The platform in Featherston, sparsely populated for Wednesday morning’s service to Wellington, could start to fill up from yesterday. PHOTO/ARTHUR HAWKES

ARTHUR HAWKES
arthur.hawkes@age.co.nz

With the region poised to go back to work, and a substantial proportion of this work taking place over the hill, Metlink services are set to fill up again.

With Alert Level 2 arriving yesterday, Metlink said that physical distancing “will still apply on board which reduces the number of passengers we can carry, so avoid travelling during peak when possible”.

“You may need to wait for the next service if you are unable to exercise appropriate physical distancing on board.

“Wairarapa services will return to regular carriage numbers with continued restrictions such as wheelchair access, luggage and bikes.”

Daran Ponter, chairman of the Greater Wellington Regional Council, and Roger Blakeley, chairman of the GWRC transport committee, held a public Q and A on Tuesday night.

Questions were in large part dominated by queries about the busy Wairarapa line.

“We’re running the maximum number of buses and trains that we can run,” Ponter responded to one question. “We don’t have any more trains, and we don’t have any more drivers.

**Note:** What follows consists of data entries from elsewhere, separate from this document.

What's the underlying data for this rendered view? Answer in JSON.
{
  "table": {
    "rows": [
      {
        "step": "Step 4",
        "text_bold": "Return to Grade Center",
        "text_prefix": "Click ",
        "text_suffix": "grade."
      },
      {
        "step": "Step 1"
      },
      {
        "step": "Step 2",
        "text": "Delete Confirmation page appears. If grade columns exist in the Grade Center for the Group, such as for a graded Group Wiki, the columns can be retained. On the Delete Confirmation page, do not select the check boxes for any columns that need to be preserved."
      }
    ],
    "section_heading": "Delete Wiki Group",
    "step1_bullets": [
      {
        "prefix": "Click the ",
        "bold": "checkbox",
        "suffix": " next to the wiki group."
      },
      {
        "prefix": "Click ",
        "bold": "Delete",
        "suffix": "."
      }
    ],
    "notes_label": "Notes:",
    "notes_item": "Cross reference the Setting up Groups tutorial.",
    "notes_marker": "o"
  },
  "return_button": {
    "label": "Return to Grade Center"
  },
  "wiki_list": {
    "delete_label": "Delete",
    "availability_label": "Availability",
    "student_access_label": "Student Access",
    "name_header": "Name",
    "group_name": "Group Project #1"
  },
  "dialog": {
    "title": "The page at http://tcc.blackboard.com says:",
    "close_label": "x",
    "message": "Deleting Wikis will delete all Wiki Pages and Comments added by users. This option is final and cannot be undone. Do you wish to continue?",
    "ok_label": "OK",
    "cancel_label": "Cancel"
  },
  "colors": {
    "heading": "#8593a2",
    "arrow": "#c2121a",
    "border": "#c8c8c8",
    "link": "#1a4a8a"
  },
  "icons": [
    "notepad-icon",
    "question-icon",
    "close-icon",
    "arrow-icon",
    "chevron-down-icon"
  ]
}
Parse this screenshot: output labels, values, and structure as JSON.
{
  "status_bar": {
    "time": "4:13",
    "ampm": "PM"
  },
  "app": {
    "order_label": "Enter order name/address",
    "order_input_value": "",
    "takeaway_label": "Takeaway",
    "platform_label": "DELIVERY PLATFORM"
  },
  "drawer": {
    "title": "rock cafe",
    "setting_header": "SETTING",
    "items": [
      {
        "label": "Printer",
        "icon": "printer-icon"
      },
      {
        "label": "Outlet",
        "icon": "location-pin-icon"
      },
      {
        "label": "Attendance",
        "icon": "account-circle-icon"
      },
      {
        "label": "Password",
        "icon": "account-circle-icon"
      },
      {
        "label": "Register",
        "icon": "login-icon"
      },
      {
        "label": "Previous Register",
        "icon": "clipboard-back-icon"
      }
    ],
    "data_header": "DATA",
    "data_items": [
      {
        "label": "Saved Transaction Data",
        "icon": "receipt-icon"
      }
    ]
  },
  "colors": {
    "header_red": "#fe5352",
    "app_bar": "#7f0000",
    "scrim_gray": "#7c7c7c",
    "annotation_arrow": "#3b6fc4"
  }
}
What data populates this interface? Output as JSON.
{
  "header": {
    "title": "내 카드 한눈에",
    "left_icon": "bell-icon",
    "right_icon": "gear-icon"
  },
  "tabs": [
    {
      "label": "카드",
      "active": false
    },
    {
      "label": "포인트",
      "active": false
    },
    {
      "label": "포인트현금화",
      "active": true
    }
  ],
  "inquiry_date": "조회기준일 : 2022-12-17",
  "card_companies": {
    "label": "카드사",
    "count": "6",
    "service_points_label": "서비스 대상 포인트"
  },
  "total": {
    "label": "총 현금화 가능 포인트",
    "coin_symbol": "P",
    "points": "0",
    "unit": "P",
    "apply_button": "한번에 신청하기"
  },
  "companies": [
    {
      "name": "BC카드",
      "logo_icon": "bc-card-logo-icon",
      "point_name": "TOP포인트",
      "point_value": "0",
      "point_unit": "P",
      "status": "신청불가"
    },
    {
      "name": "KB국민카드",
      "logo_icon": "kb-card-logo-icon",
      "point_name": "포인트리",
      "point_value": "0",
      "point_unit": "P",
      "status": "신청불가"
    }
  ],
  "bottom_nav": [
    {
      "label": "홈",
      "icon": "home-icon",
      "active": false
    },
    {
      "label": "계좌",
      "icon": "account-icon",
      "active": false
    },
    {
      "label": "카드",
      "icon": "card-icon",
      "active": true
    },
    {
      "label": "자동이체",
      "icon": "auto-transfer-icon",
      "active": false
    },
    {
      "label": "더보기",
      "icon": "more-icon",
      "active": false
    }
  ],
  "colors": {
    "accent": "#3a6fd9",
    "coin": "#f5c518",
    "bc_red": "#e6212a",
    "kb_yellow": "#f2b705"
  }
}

“What you will experience because every second seat can’t be used is that there’s less ability to carry people on the services that we’ve got.

“The hope that we have is that we don’t have a complete rush [yesterday] and today, and during next week when everybody is going back to work, but we think that’s highly unlikely.

“Most big employers are looking to bring back less than 50 per cent of employees.”

Despite requests for more trains from many Wairarapa commuters, Blakely said the system would be running at maximum available rolling stock, and that they couldn’t “magic” trains into being that weren’t already there.

“We don’t have extra services currently scheduled, but we will be monitoring what happens on the buses and the trains, so if people can spread out their travel patterns, then that might help in spreading peak demand,” Blakely said.

In response to this, Jenny Williams made the comment that off-peak travel “isn’t an option” on the Wairarapa line.

Zebulin Walker, who is a regular commuter to his job at the Commerce Commission in Wellington, said he was holding off going back into the office until the travel situation seemed more feasible.

“The travel disruptions will kick in for me next week when I would have otherwise returned to the office,” Walker said. “I am one of the ones who will be able to continue working from home and will choose to do so in order for others to use the train.

“But I would prefer to be catching the train in and having a vastly more productive day.

“Whoever runs the trains has known this day is coming for more than six weeks, yet seems to have thought amendments, and reductions in seating, to the existing arrangements would somehow work.”

For the morning services from Featherston on Wednesday, there was only a smattering of commuters, and with numbers set to rise from yesterday, this could cause problems.

Walker suggested a shuttle service to Upper Hutt, where there are a lot more options for getting into Wellington.

Commuter Karen Shaw said that she assumed, “the first of us will just have to be guinea pigs, and make sure you have a back up to get home from Upper Hutt if it comes to that”.

With Wairarapa line services running at reduced capacity, and no more trains on the line, it seems that the message is to wait and see and to prolong going back to work if possible.